  • Functions information-theoretic quantities, such as von Neumann entropy, concurrence, fidelity, etc. 
  • Tools for solving Lindblad master equations using vectorization. 
  • Functions for loading Pauli operators for multiple qubits, bosonic/fermionic operators, etc.
  • Properties and algebra of Gaussian states. 
  • Quantum Metrology with qubits and Gaussian states. 

Download & usage:

Have a look at the Mathematica notebook (.nb) . It contains all functions as Initialization Cells, together with documentation and examples. If you simply want to play with some of the functions, just run the Initialization Cells of this notebook.

A more systematic way of loading the functions is through the following line of code, which can be placed anywhere in the notebook:


Finally, if you wish to install the library in your computer, for further use, follow these steps:

  • Download the Mathematica package (.m) (this is like the .nb, but without the pretty formatting). 
  • Then follow these instructions for installing a package in Mathematica.
  • You will then be able to load the library any time Mathematica starts by typing

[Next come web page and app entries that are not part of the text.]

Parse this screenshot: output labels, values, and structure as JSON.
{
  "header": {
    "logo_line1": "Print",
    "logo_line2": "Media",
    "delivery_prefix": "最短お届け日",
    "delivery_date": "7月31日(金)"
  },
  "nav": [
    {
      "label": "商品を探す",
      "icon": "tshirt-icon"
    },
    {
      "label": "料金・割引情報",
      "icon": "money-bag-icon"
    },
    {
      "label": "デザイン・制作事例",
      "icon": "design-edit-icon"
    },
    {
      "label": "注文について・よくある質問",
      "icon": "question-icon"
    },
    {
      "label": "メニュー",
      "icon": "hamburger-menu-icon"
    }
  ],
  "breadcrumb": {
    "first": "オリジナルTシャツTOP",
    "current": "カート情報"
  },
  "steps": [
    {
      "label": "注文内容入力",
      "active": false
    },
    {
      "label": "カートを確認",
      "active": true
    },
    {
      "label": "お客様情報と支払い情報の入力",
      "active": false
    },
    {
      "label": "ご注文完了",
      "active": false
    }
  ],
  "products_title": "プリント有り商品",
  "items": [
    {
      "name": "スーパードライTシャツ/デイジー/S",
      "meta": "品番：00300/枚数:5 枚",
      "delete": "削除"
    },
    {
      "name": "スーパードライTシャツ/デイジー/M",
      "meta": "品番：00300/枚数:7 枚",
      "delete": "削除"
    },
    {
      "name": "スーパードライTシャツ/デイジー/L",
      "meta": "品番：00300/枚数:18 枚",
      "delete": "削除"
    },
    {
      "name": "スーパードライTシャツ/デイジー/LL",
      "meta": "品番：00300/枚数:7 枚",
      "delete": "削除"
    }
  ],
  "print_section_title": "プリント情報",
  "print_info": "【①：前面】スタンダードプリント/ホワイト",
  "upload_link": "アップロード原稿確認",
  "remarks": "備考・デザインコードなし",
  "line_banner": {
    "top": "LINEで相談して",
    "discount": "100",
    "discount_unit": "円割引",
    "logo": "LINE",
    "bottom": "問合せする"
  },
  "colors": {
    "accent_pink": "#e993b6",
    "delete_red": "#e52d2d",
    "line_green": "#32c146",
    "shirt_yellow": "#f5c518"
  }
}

Finally, if you are a heavy user (like me), you can set it up so that Qulib is automatically loaded when Mathematica opens.  To do this:

  • Open Mathematica and type $UserBaseDirectory. 
  • This should print out a directory such as "/Users/gtlandi/Library/Mathematica”.
  • Navigate to this directory and, in the sub-folder “Kernel", open the file init.m
  • In this file you can put any command that you want to be evaluated when Mathematica is initialized. 
  • You can therefore put something like:


Additional examples:

Spin chains: eigenvalues, Lindblad equation &c.

Bosonic systems and metrology.